Thank You....I was going to mention that we have an adult statue of Jesus at our Church and I've been to many Catholic Church's that depict Jesus in his adult form.

Barbara C. said...

I think the perspective of Candy's commenter is interesting. In almost every Catholic church I have ever been in the Crucifix is the prominent eye-catching piece. All of the other statues (Mary/the saints)are smaller and scattered along the sides.

Growing up, I always knew which one was Mary and which one was Joseph because that's how you describe which side of the church the bride's guests and groom's guest sit on. ;-) But all of the other statues were just "knick-knacks" in God's house. I was always more taken with the lighting, especially once our church installed stain-glass windows. Sadly, when I walk into most churches, I have no idea who or what the statues are supposed to represent.

I could see, though, for someone who was raised going to church in a more plain environment (no statues, stations of the cross, or symbolic stain glass windows) how they could get the wrong idea going into a Catholic church. The onslaught of sights could seem very overwhelming, and you could mistakenly focus on the wrong things and think they are more important than they are.

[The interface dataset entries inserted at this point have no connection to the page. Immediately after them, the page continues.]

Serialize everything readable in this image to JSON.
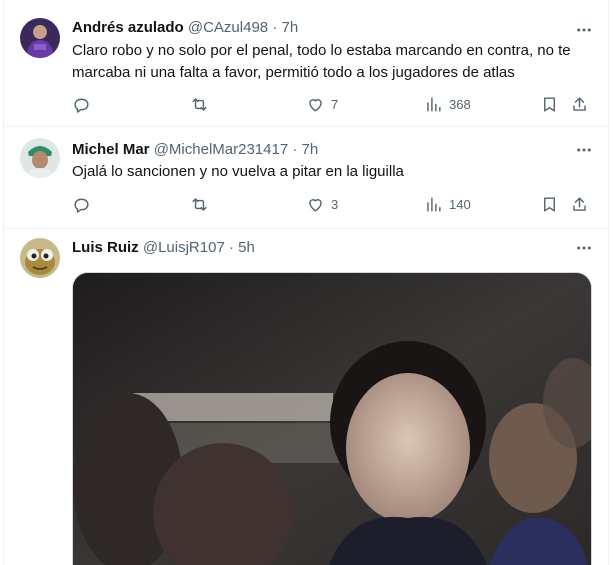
{
  "tweets": [
    {
      "name": "Andrés azulado",
      "handle": "@CAzul498",
      "separator": "·",
      "time": "7h",
      "text": "Claro robo y no solo por el penal, todo lo estaba marcando en contra, no te marcaba ni una falta a favor, permitió todo a los jugadores de atlas",
      "likes": "7",
      "views": "368"
    },
    {
      "name": "Michel Mar",
      "handle": "@MichelMar231417",
      "separator": "·",
      "time": "7h",
      "text": "Ojalá lo sancionen y no vuelva a pitar en la liguilla",
      "likes": "3",
      "views": "140"
    },
    {
      "name": "Luis Ruiz",
      "handle": "@LuisjR107",
      "separator": "·",
      "time": "5h"
    }
  ],
  "icons": {
    "reply": "reply-icon",
    "retweet": "retweet-icon",
    "like": "heart-icon",
    "views": "views-icon",
    "bookmark": "bookmark-icon",
    "share": "share-icon",
    "more": "more-icon"
  },
  "colors": {
    "text": "#0f1419",
    "secondary": "#536471",
    "border": "#eff3f4"
  }
}
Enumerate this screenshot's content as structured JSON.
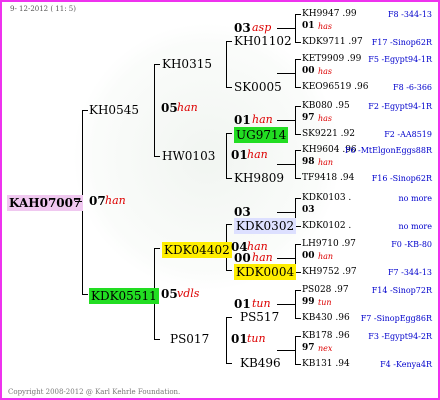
{
  "header": {
    "date": "9- 12-2012 ( 11: 5)"
  },
  "footer": {
    "copyright": "Copyright 2008-2012 @ Karl Kehrle Foundation."
  },
  "root": {
    "name": "KAH07007",
    "bg": "#f0c8f0"
  },
  "gen1": [
    {
      "name": "KH0545",
      "gen": "07",
      "code": "han"
    },
    {
      "name": "KDK05511",
      "gen": "05",
      "code": "vdls",
      "bg": "#22dd22"
    }
  ],
  "gen2": [
    {
      "name": "KH0315",
      "gen": "05",
      "code": "han"
    },
    {
      "name": "HW0103",
      "gen": "01",
      "code": "han"
    },
    {
      "name": "KDK04402",
      "gen": "04",
      "code": "han",
      "bg": "#ffee00"
    },
    {
      "name": "PS017",
      "gen": "01",
      "code": "tun"
    }
  ],
  "gen3": [
    {
      "name": "KH01102",
      "gen": "03",
      "code": "asp"
    },
    {
      "name": "SK0005",
      "gen": "",
      "code": ""
    },
    {
      "name": "UG9714",
      "gen": "01",
      "code": "han",
      "bg": "#22dd22"
    },
    {
      "name": "KH9809",
      "gen": "",
      "code": ""
    },
    {
      "name": "KDK0302",
      "gen": "03",
      "code": "",
      "bg": "#dde0ff"
    },
    {
      "name": "KDK0004",
      "gen": "00",
      "code": "han",
      "bg": "#ffee00"
    },
    {
      "name": "PS517",
      "gen": "01",
      "code": "tun"
    },
    {
      "name": "KB496",
      "gen": "",
      "code": ""
    }
  ],
  "gen4": [
    {
      "top": "KH9947 .99",
      "topInfo": "F8 -344-13",
      "gen": "01",
      "code": "has",
      "bot": "KDK9711 .97",
      "botInfo": "F17 -Sinop62R"
    },
    {
      "top": "KET9909 .99",
      "topInfo": "F5 -Egypt94-1R",
      "gen": "00",
      "code": "has",
      "bot": "KEO96519 .96",
      "botInfo": "F8 -6-366"
    },
    {
      "top": "KB080 .95",
      "topInfo": "F2 -Egypt94-1R",
      "gen": "97",
      "code": "has",
      "bot": "SK9221 .92",
      "botInfo": "F2 -AA8519"
    },
    {
      "top": "KH9604 .96",
      "topInfo": "F6 -MtElgonEggs88R",
      "gen": "98",
      "code": "han",
      "bot": "TF9418 .94",
      "botInfo": "F16 -Sinop62R"
    },
    {
      "top": "KDK0103 .",
      "topInfo": "no more",
      "gen": "03",
      "code": "",
      "bot": "KDK0102 .",
      "botInfo": "no more"
    },
    {
      "top": "LH9710 .97",
      "topInfo": "F0 -KB-80",
      "gen": "00",
      "code": "han",
      "bot": "KH9752 .97",
      "botInfo": "F7 -344-13"
    },
    {
      "top": "PS028 .97",
      "topInfo": "F14 -Sinop72R",
      "gen": "99",
      "code": "tun",
      "bot": "KB430 .96",
      "botInfo": "F7 -SinopEgg86R"
    },
    {
      "top": "KB178 .96",
      "topInfo": "F3 -Egypt94-2R",
      "gen": "97",
      "code": "nex",
      "bot": "KB131 .94",
      "botInfo": "F4 -Kenya4R"
    }
  ]
}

It would be like someone walking in my mother's house and thinking that the place was bought to showcase her tea pot and ceramic turtle collection.